Could you filter the listing for lines with the word "data" and return them?

_____

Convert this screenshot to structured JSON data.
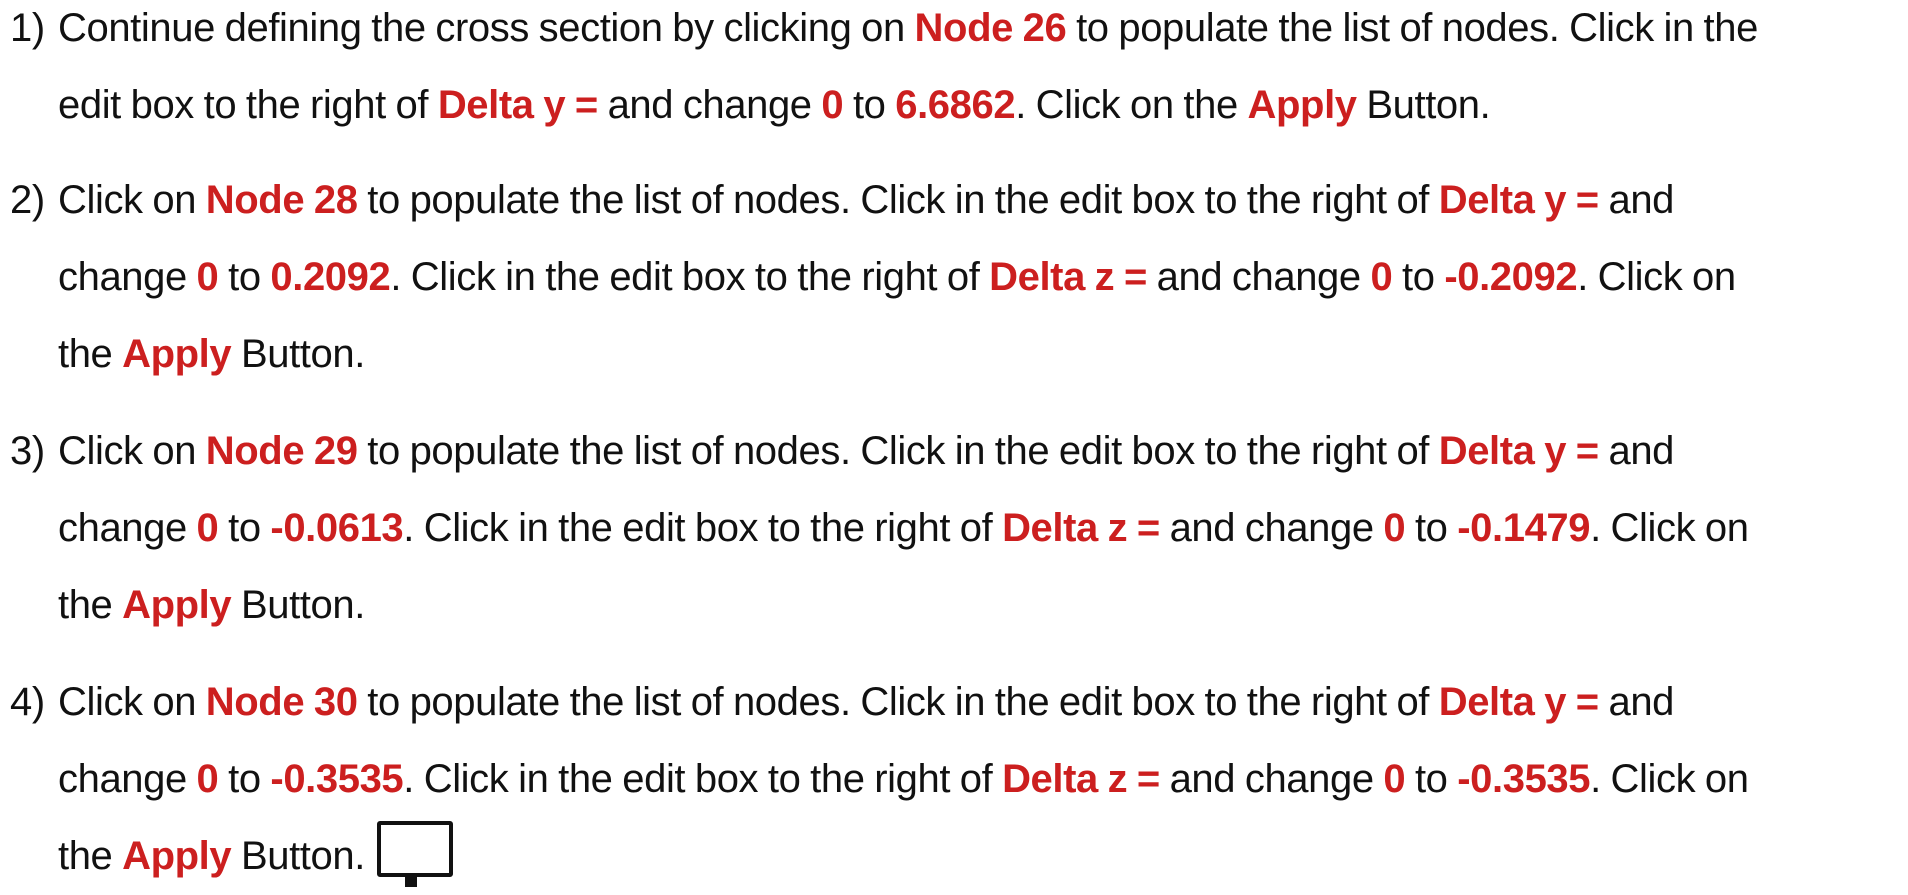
{
  "steps": [
    {
      "number": "1)",
      "lines": [
        [
          {
            "t": "Continue defining the cross section by clicking on "
          },
          {
            "t": "Node 26",
            "h": true
          },
          {
            "t": " to populate the list of nodes. Click in the"
          }
        ],
        [
          {
            "t": "edit box to the right of "
          },
          {
            "t": "Delta y =",
            "h": true
          },
          {
            "t": " and change "
          },
          {
            "t": "0",
            "h": true
          },
          {
            "t": " to "
          },
          {
            "t": "6.6862",
            "h": true
          },
          {
            "t": ". Click on the "
          },
          {
            "t": "Apply",
            "h": true
          },
          {
            "t": " Button."
          }
        ]
      ]
    },
    {
      "number": "2)",
      "lines": [
        [
          {
            "t": "Click on "
          },
          {
            "t": "Node 28",
            "h": true
          },
          {
            "t": " to populate the list of nodes. Click in the edit box to the right of "
          },
          {
            "t": "Delta y =",
            "h": true
          },
          {
            "t": " and"
          }
        ],
        [
          {
            "t": "change "
          },
          {
            "t": "0",
            "h": true
          },
          {
            "t": " to "
          },
          {
            "t": "0.2092",
            "h": true
          },
          {
            "t": ". Click in the edit box to the right of "
          },
          {
            "t": "Delta z =",
            "h": true
          },
          {
            "t": " and change "
          },
          {
            "t": "0",
            "h": true
          },
          {
            "t": " to "
          },
          {
            "t": "-0.2092",
            "h": true
          },
          {
            "t": ". Click on"
          }
        ],
        [
          {
            "t": "the "
          },
          {
            "t": "Apply",
            "h": true
          },
          {
            "t": " Button."
          }
        ]
      ]
    },
    {
      "number": "3)",
      "lines": [
        [
          {
            "t": "Click on "
          },
          {
            "t": "Node 29",
            "h": true
          },
          {
            "t": " to populate the list of nodes. Click in the edit box to the right of "
          },
          {
            "t": "Delta y =",
            "h": true
          },
          {
            "t": " and"
          }
        ],
        [
          {
            "t": "change "
          },
          {
            "t": "0",
            "h": true
          },
          {
            "t": " to "
          },
          {
            "t": "-0.0613",
            "h": true
          },
          {
            "t": ". Click in the edit box to the right of "
          },
          {
            "t": "Delta z =",
            "h": true
          },
          {
            "t": " and change "
          },
          {
            "t": "0",
            "h": true
          },
          {
            "t": " to "
          },
          {
            "t": "-0.1479",
            "h": true
          },
          {
            "t": ". Click on"
          }
        ],
        [
          {
            "t": "the "
          },
          {
            "t": "Apply",
            "h": true
          },
          {
            "t": " Button."
          }
        ]
      ]
    },
    {
      "number": "4)",
      "lines": [
        [
          {
            "t": "Click on "
          },
          {
            "t": "Node 30",
            "h": true
          },
          {
            "t": " to populate the list of nodes. Click in the edit box to the right of "
          },
          {
            "t": "Delta y =",
            "h": true
          },
          {
            "t": " and"
          }
        ],
        [
          {
            "t": "change "
          },
          {
            "t": "0",
            "h": true
          },
          {
            "t": " to "
          },
          {
            "t": "-0.3535",
            "h": true
          },
          {
            "t": ". Click in the edit box to the right of "
          },
          {
            "t": "Delta z =",
            "h": true
          },
          {
            "t": " and change "
          },
          {
            "t": "0",
            "h": true
          },
          {
            "t": " to "
          },
          {
            "t": "-0.3535",
            "h": true
          },
          {
            "t": ". Click on"
          }
        ],
        [
          {
            "t": "the "
          },
          {
            "t": "Apply",
            "h": true
          },
          {
            "t": " Button."
          }
        ]
      ],
      "end_icon": "monitor-icon"
    }
  ],
  "colors": {
    "highlight": "#cc1f1f",
    "text": "#111111",
    "background": "#ffffff"
  }
}
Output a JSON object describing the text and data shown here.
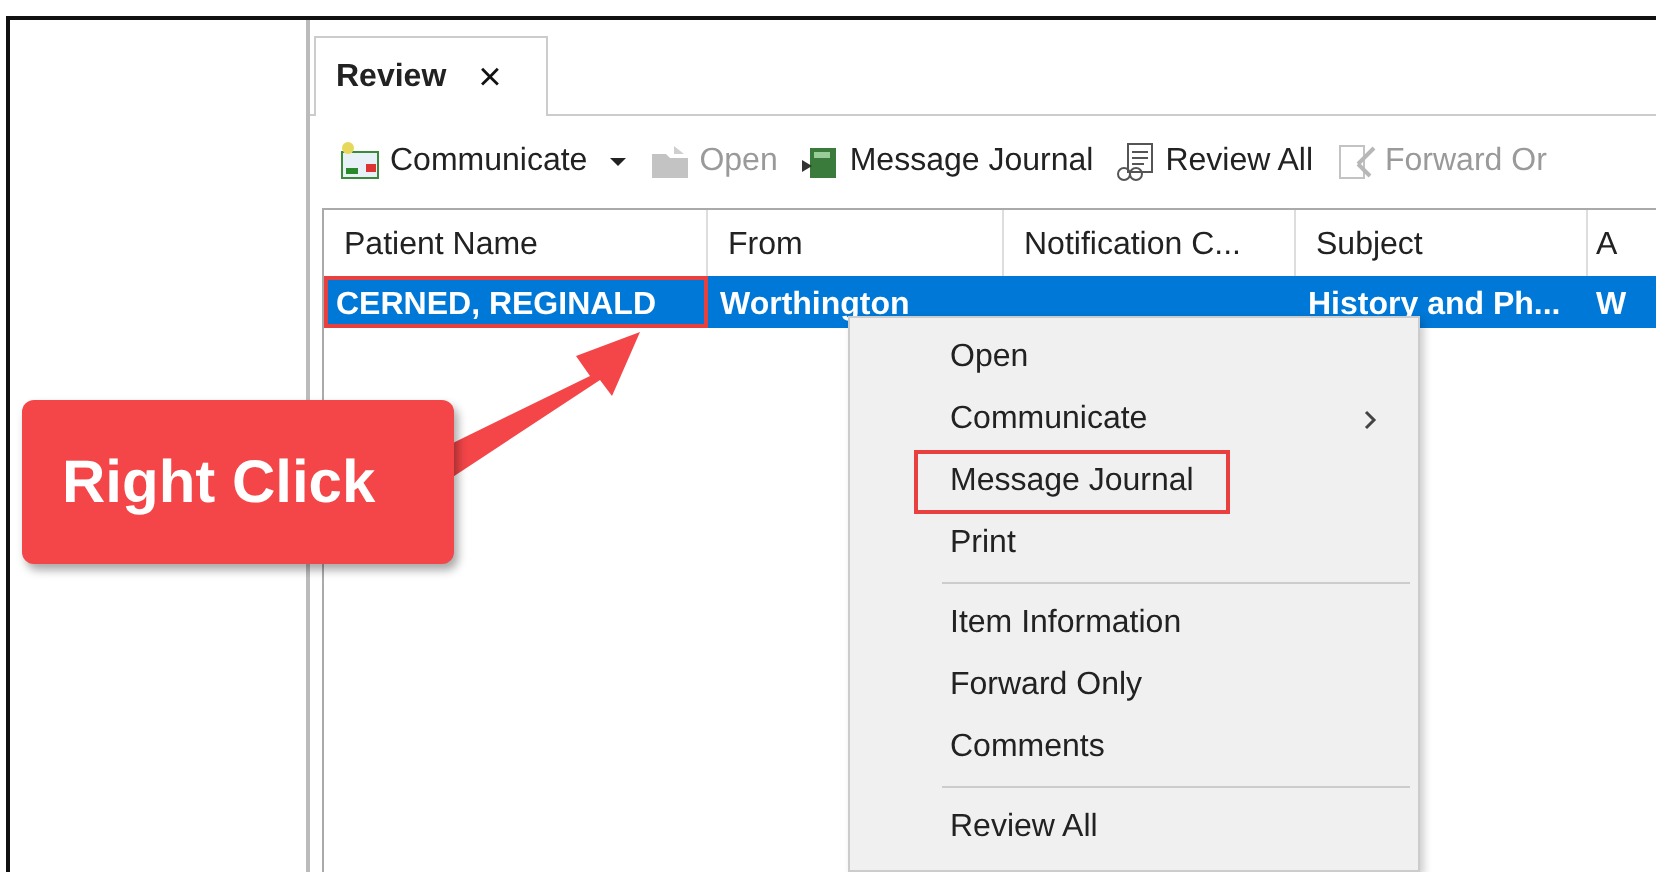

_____

_OUTPUT FOR THIS TASK_
Convert this screenshot to structured JSON data.
Output a JSON object describing the text and data shown here.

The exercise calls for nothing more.